Rogers & McClelland (2004) offer an interesting account of how things are grouped into categories, which is what you are asling about. To give a very brief explanation: according to their theory, all objects have certain attributes. For example, a canary has feet, wings and feathers. A robin also has all these things. A pine, on the other hand, has leaves, roots and roots. The same is true for an oak. In reality, there are much more attributes, but this should be enough to make the point.
Objects that tend to covary with one another in a coherent way (because they have similar attributes) are perceived as similar and are classified as belonging to a category, like the canary and the robin. Other objects, that do not covary with those from this first group, but that do covary coherently with other objects, are classified as belonging to another group, like the pine and the oak. It is these coherent categories that are important for classifying objects.
Rogers and McClelland (2004) used a neural network to demonstrate and test their theory. Their findings are consistent with a range of findings from developmental studies. They also have an article, which is basically a short summary of the book (Rogers & McClelland, 2008). If you are interested, you might want to check out this first. The article has peer reviewers commentaries that point out weaknesses of the theory, which is also very interesting.
Since you refered to machine learning in your question: the learning algorithm used in the simulation studies was the backpropagation of error - algorithm. As was also mentioned by @DikranMarsupial, this is not an especially biologically plausible algorithm. Interestingly though, as is also explained in much detail in the book, it is possible to predict the order in which the objects within the training corpus could be classified by an eigenvector decomposition of a special variant of the covariance matrix of the objects. I'm not an expert here, but to me there seems to be a connection to the so called covariance rule (unfortunately I don't have a citation here), which to my knowledge is biologically plausible.
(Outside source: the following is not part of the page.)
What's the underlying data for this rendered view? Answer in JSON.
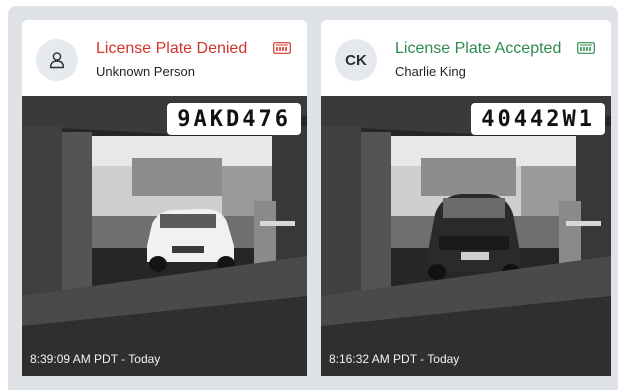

Rogers, T. T, & McClelland, J. L. (2004). Semantic cognition: A parallel distributed processing approach. Cambridge, MA: MIT Press. PDF
Rogers, Timothy T., & McClelland, J. L. (2008). Précis of Semantic Cognition: A Parallel Distributed Processing Approach. Behavioral and Brain Sciences, 31(06), 689. doi:10.1017/S0140525X0800589X PDF